## Data
▽
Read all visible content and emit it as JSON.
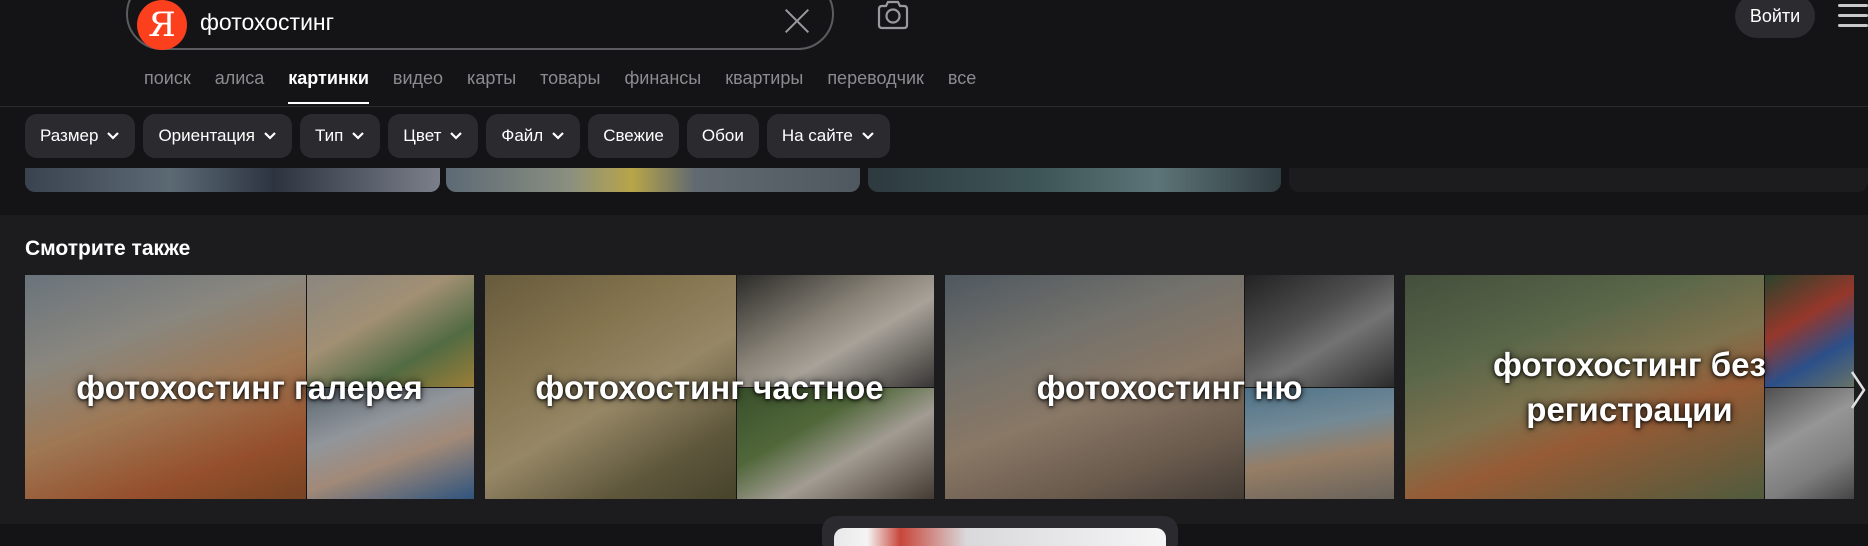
{
  "search": {
    "logo_letter": "Я",
    "query": "фотохостинг",
    "login_label": "Войти"
  },
  "nav": {
    "tabs": [
      {
        "label": "поиск"
      },
      {
        "label": "алиса"
      },
      {
        "label": "картинки",
        "active": true
      },
      {
        "label": "видео"
      },
      {
        "label": "карты"
      },
      {
        "label": "товары"
      },
      {
        "label": "финансы"
      },
      {
        "label": "квартиры"
      },
      {
        "label": "переводчик"
      },
      {
        "label": "все"
      }
    ]
  },
  "filters": [
    {
      "label": "Размер",
      "dropdown": true
    },
    {
      "label": "Ориентация",
      "dropdown": true
    },
    {
      "label": "Тип",
      "dropdown": true
    },
    {
      "label": "Цвет",
      "dropdown": true
    },
    {
      "label": "Файл",
      "dropdown": true
    },
    {
      "label": "Свежие",
      "dropdown": false
    },
    {
      "label": "Обои",
      "dropdown": false
    },
    {
      "label": "На сайте",
      "dropdown": true
    }
  ],
  "see_also": {
    "title": "Смотрите также",
    "cards": [
      {
        "label": "фотохостинг галерея"
      },
      {
        "label": "фотохостинг частное"
      },
      {
        "label": "фотохостинг ню"
      },
      {
        "label": "фотохостинг без регистрации"
      }
    ]
  },
  "colors": {
    "background": "#141416",
    "section_background": "#1c1c1f",
    "chip_background": "#2b2b2f",
    "logo_red": "#fc3f1d",
    "inactive_tab": "#8c8c90",
    "text": "#ffffff"
  }
}
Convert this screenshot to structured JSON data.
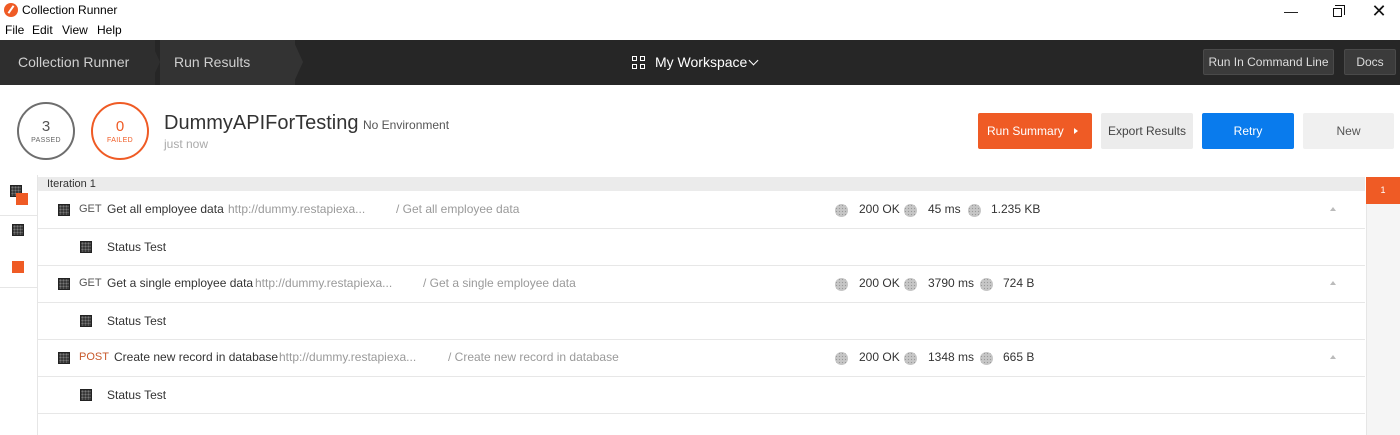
{
  "window": {
    "title": "Collection Runner",
    "controls": {
      "minimize": "—",
      "close": "✕"
    }
  },
  "menu": [
    "File",
    "Edit",
    "View",
    "Help"
  ],
  "header": {
    "breadcrumbs": [
      "Collection Runner",
      "Run Results"
    ],
    "workspace": "My Workspace",
    "run_cli_label": "Run In Command Line",
    "docs_label": "Docs"
  },
  "summary": {
    "passed_count": "3",
    "passed_label": "PASSED",
    "failed_count": "0",
    "failed_label": "FAILED",
    "collection_name": "DummyAPIForTesting",
    "environment": "No Environment",
    "time": "just now",
    "buttons": {
      "run_summary": "Run Summary",
      "export": "Export Results",
      "retry": "Retry",
      "new": "New"
    }
  },
  "iteration": {
    "label": "Iteration 1",
    "badge": "1",
    "requests": [
      {
        "method": "GET",
        "name": "Get all employee data",
        "url": "http://dummy.restapiexa...",
        "path": "/ Get all employee data",
        "status": "200 OK",
        "time": "45 ms",
        "size": "1.235 KB",
        "test": "Status Test"
      },
      {
        "method": "GET",
        "name": "Get a single employee data",
        "url": "http://dummy.restapiexa...",
        "path": "/ Get a single employee data",
        "status": "200 OK",
        "time": "3790 ms",
        "size": "724 B",
        "test": "Status Test"
      },
      {
        "method": "POST",
        "name": "Create new record in database",
        "url": "http://dummy.restapiexa...",
        "path": "/ Create new record in database",
        "status": "200 OK",
        "time": "1348 ms",
        "size": "665 B",
        "test": "Status Test"
      }
    ]
  },
  "colors": {
    "accent_orange": "#ef5b25",
    "retry_blue": "#097bed",
    "header_dark": "#262626"
  }
}
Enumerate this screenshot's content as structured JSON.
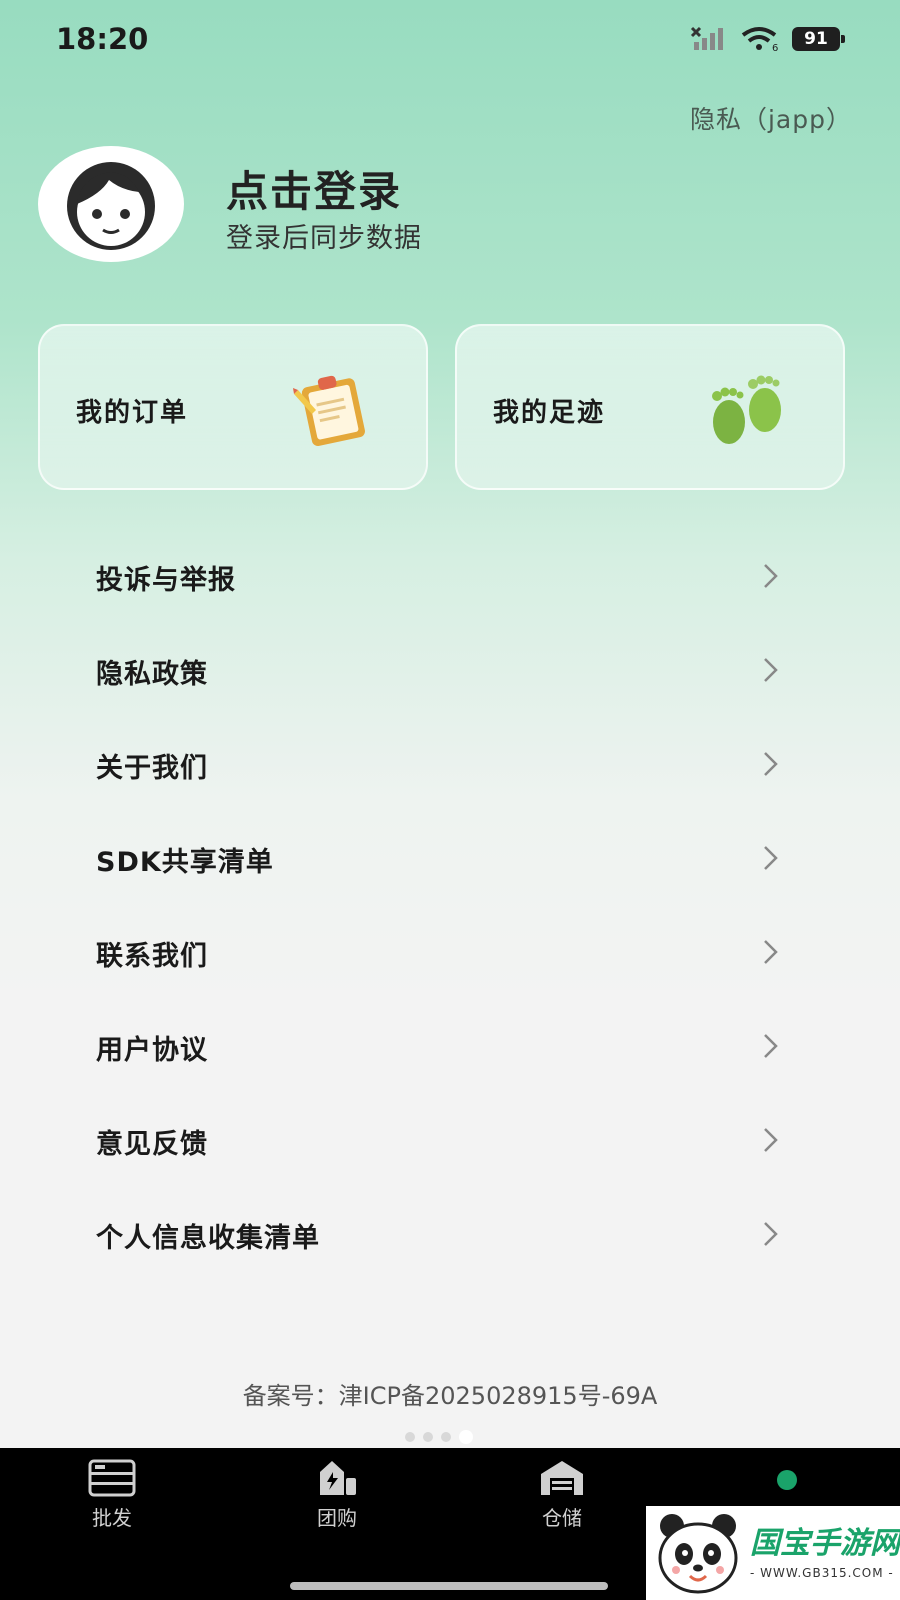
{
  "status_bar": {
    "time": "18:20",
    "battery": "91"
  },
  "header": {
    "privacy_link": "隐私（japp）"
  },
  "profile": {
    "title": "点击登录",
    "subtitle": "登录后同步数据"
  },
  "cards": [
    {
      "label": "我的订单",
      "icon": "clipboard-icon"
    },
    {
      "label": "我的足迹",
      "icon": "footprints-icon"
    }
  ],
  "menu": [
    {
      "label": "投诉与举报"
    },
    {
      "label": "隐私政策"
    },
    {
      "label": "关于我们"
    },
    {
      "label": "SDK共享清单"
    },
    {
      "label": "联系我们"
    },
    {
      "label": "用户协议"
    },
    {
      "label": "意见反馈"
    },
    {
      "label": "个人信息收集清单"
    }
  ],
  "footer": {
    "icp": "备案号：津ICP备2025028915号-69A"
  },
  "tabs": [
    {
      "label": "批发",
      "icon": "wholesale-icon"
    },
    {
      "label": "团购",
      "icon": "group-buy-icon"
    },
    {
      "label": "仓储",
      "icon": "warehouse-icon"
    },
    {
      "label": "",
      "icon": "profile-icon"
    }
  ],
  "watermark": {
    "name": "国宝手游网",
    "url": "- WWW.GB315.COM -"
  },
  "colors": {
    "accent_green": "#1aa36a",
    "tab_bar_bg": "#000000",
    "gradient_top": "#98dcc0"
  }
}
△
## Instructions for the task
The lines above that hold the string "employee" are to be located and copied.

## Task solution
        "name": "Get all employee data",
        "path": "/ Get all employee data",
        "name": "Get a single employee data",
        "path": "/ Get a single employee data",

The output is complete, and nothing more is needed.